I was consistently told to watch for any changes in my breasts and to check them regularly, which I did.
So when, last June, I found that my weird lump had grown in size and was pressing through my skin in a way that was painful, I went to my GP who referred me to an oncologist and before the week was up I had made the first of many visits to the Regional Cancer Centre at Cork University Hospital.
Every person I met at this time reassured me that the chances of it being cancer were very slim, and as I had had many test results proving ‘benign’ in the past, I wasn’ t too worried at this stage. The oncologist I dealt with was extremely reassuring, she answered all my questions, and was very upfront with me.
It started with ‘Your breasts have a very complicated architecture’. This made me quite proud of my breasts; I have the mammary equivalent of the Sagrada Familia, I thought, delighted. An ultrasound and mammogram later, it became ‘One of our doctors is quite worried about you so we need more tests’. And then finally: ‘On the cancer probability scale of one-to-five you’re currently at three, but we’re going to need to take the lump out to know for sure.’ Three? Out of five? I was floored. Deep breaths. Deep breaths. Like the myotonic goat, otherwise known as the fainting goat, I seize up when I feel panic so I went straight home to bed and slept for 12 hours.
On July 17 last year, I underwent a right breast wire guided wide local excision, otherwise known as a lumpectomy, to remove my weird lump. It was a day surgery so I was sent home high on morphine later that day.
As advised, I stayed at my parents’ house for a night, just in case any complications arose. However, the only complication that did arise was the fact anaesthesia makes me extremely talkative once I wake up so my poor parents were subjected to a six hour monologue on everything from the future of bees to the lure of rastafarianism!
The following week a breast care nurse called me with the results and that was when I first heard the term LCIS. When I returned to the clinic a week later to meet the oncologist, two treatment plans were offered. I could take the medication Tamoxifen, a chemopreventative measure which has been proven to prevent women with LCIS from developing invasive breast cancer. However, it also hugely increases the risk of uterine cancer. Therefore I decided to stick with the second option; regular check-ups and annual breast mammograms or MRIs. These, may I add, are extremely awkward tests where one’s breasts are siphoned into cup-like devices while you lay facedown on a padded scanning table for 20 to 30 minutes before you attempt clumsily to get up from the cold metal table with your gown and your dignity still intact.
In Ireland, one in nine women will develop breast cancer in the course of their lifetime. According to Breast Cancer Ireland, and 2,800 new cases of breast cancer are diagnosed each year, only 5-10% of these cases are hereditary.
Although survival from breast cancer is high, with an 82% survival rate after five years, the National Cancer Registry Ireland reveals that, after lung cancer, it is the second most common cause of cancer death in women.

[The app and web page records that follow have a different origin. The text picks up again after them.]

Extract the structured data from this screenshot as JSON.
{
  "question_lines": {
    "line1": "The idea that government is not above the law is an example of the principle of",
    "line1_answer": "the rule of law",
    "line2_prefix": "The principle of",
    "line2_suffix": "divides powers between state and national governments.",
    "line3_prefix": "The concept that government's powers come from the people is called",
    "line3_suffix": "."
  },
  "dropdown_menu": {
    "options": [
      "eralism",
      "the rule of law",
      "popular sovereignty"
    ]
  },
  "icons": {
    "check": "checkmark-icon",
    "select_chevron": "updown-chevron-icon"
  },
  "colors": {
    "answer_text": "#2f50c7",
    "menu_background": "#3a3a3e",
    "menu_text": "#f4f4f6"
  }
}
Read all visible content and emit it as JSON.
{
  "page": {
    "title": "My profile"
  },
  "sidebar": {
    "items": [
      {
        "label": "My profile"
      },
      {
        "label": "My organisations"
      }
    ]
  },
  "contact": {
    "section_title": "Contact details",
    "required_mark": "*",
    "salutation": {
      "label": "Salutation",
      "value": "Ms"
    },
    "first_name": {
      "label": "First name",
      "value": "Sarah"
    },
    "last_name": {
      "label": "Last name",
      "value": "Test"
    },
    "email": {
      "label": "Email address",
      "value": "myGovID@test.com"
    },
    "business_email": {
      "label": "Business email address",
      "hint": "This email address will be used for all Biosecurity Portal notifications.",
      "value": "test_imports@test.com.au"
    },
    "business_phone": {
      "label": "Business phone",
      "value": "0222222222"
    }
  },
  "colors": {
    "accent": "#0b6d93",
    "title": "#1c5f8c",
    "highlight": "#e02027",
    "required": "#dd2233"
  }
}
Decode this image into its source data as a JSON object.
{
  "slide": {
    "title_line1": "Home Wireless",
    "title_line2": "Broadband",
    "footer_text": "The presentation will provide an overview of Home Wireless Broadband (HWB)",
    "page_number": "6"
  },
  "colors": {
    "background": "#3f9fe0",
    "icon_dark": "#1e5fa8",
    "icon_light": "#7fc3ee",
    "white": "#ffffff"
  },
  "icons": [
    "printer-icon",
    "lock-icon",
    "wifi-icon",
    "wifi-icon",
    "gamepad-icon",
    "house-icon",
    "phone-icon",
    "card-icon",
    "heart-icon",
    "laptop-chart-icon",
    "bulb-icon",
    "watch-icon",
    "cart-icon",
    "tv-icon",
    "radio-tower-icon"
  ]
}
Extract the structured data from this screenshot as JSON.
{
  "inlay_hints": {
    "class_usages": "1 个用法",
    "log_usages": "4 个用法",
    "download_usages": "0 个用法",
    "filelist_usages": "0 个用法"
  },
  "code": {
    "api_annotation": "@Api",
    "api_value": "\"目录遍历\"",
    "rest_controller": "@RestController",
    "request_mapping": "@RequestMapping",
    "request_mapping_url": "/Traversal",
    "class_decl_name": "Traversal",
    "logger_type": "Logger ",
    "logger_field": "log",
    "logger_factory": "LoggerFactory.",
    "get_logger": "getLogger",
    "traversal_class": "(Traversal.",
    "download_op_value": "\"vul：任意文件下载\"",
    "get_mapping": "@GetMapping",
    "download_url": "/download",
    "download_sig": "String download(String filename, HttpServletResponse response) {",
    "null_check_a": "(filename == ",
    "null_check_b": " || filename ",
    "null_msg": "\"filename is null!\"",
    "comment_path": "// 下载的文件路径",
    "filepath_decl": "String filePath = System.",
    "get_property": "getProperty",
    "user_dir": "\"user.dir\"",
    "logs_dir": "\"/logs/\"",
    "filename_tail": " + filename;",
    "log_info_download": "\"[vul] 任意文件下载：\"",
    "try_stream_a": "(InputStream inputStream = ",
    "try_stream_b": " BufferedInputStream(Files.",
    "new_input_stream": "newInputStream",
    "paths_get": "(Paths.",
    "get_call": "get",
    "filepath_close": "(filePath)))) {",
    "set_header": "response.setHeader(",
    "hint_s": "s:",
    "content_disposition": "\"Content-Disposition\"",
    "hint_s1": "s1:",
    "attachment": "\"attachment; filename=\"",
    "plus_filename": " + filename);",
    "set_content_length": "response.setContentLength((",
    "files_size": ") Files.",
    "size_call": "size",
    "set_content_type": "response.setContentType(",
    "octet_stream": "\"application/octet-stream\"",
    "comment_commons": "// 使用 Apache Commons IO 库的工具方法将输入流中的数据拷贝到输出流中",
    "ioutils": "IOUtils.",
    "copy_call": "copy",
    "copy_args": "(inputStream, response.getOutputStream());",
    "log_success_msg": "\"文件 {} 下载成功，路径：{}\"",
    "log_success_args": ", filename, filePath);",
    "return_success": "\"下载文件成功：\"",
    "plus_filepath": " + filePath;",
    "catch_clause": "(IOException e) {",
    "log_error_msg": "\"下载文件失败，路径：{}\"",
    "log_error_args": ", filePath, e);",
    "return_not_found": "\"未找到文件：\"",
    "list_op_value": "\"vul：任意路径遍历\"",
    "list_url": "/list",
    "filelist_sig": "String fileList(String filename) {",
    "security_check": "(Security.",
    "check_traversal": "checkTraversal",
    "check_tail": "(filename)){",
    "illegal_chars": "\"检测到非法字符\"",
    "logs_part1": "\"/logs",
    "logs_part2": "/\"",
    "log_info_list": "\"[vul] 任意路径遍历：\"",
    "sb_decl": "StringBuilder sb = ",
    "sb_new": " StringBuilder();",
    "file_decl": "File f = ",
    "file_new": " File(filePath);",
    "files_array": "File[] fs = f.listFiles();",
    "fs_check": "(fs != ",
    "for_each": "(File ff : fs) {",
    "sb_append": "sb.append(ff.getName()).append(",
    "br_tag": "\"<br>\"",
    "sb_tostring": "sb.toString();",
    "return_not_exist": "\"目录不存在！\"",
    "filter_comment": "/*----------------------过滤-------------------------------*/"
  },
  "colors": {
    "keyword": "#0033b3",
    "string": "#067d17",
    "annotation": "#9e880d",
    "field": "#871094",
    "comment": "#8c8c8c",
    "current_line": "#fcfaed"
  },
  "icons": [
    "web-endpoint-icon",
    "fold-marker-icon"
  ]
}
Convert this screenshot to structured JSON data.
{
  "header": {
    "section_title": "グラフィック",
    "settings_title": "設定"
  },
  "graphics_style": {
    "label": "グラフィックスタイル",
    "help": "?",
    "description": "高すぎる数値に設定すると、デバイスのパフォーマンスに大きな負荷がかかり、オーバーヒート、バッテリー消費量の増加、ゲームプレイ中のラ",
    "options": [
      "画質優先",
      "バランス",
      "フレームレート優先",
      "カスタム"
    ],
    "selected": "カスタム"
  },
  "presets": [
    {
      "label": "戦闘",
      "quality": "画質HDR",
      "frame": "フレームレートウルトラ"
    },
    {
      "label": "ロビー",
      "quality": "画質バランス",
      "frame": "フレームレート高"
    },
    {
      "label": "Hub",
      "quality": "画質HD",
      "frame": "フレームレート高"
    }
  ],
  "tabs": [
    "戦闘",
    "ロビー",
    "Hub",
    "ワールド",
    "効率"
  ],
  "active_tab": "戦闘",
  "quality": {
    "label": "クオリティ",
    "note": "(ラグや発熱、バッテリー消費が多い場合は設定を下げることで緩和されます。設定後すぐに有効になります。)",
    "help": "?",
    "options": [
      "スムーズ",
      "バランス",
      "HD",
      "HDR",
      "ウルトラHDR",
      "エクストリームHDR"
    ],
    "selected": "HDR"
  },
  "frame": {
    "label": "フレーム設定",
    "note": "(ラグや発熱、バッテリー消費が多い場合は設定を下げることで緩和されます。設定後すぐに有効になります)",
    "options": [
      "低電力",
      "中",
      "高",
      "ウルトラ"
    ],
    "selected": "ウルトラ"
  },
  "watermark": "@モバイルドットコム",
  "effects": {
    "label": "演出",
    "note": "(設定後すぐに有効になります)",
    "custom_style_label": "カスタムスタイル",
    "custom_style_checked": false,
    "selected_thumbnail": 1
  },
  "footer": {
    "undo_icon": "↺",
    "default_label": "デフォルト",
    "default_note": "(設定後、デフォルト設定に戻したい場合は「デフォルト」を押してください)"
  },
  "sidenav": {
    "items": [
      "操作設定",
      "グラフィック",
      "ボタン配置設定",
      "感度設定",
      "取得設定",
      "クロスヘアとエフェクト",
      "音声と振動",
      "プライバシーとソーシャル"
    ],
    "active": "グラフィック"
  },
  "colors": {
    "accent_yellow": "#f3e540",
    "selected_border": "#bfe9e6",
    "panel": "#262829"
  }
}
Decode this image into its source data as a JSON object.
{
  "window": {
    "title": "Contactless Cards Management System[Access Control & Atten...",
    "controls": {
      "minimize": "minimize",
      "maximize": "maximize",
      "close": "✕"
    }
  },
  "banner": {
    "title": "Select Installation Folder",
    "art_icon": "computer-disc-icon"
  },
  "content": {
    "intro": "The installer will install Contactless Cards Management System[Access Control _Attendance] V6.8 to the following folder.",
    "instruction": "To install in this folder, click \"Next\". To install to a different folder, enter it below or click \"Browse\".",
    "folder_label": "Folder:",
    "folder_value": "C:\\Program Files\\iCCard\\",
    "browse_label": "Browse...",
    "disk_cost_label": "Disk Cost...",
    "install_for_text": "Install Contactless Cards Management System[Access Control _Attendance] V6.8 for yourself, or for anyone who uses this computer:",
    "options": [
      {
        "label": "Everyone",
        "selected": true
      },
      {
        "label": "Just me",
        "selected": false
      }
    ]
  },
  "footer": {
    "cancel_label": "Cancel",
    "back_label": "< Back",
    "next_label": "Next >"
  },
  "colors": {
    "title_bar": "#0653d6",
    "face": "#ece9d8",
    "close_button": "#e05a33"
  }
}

With these statistics in mind, I despair when I hear of women who don’t regularly check their breasts.
My right breast has a five inch scar now, shaped like a frown. I often look at it in wonder and gratitude as this scar signifies something I’m proud of; that I took responsibility for my breasts and their care. I learnt from articles and statistics and stories about breast cancer, and applied these to my life by regularly checking my breasts and contacting my GP when there were any worrying changes.
Because of this, I now have the type of preventative care I would never have had otherwise and if I’m ever called up to bat at the cancer leagues, it will be an early game and I’ll certainly have a better chance of winning.
Irish Cancer Society’s Freephone Cancer Nurseline on 1 800 200 700 (Monday - Friday 9am-5pm).